Task description
Each line of the data below containing "Databases" needs to be listed.

Exercise materials
————
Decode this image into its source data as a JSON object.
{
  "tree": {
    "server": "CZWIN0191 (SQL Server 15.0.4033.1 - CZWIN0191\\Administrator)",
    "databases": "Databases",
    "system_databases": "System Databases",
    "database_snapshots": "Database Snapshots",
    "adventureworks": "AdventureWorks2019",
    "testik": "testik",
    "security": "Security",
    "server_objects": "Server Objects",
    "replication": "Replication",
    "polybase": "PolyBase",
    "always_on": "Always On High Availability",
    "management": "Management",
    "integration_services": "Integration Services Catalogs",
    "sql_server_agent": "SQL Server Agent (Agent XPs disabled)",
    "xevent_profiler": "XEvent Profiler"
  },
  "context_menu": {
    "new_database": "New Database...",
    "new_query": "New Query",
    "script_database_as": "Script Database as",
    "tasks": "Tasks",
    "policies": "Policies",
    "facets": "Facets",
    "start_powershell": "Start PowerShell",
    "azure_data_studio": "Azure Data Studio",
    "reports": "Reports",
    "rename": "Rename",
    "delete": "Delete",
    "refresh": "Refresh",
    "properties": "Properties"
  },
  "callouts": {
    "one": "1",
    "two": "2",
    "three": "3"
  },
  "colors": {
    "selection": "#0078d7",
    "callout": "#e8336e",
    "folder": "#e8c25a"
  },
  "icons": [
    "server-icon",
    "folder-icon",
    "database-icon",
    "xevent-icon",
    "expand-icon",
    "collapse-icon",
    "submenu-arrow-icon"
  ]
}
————
Answer area
    "databases": "Databases",
    "system_databases": "System Databases",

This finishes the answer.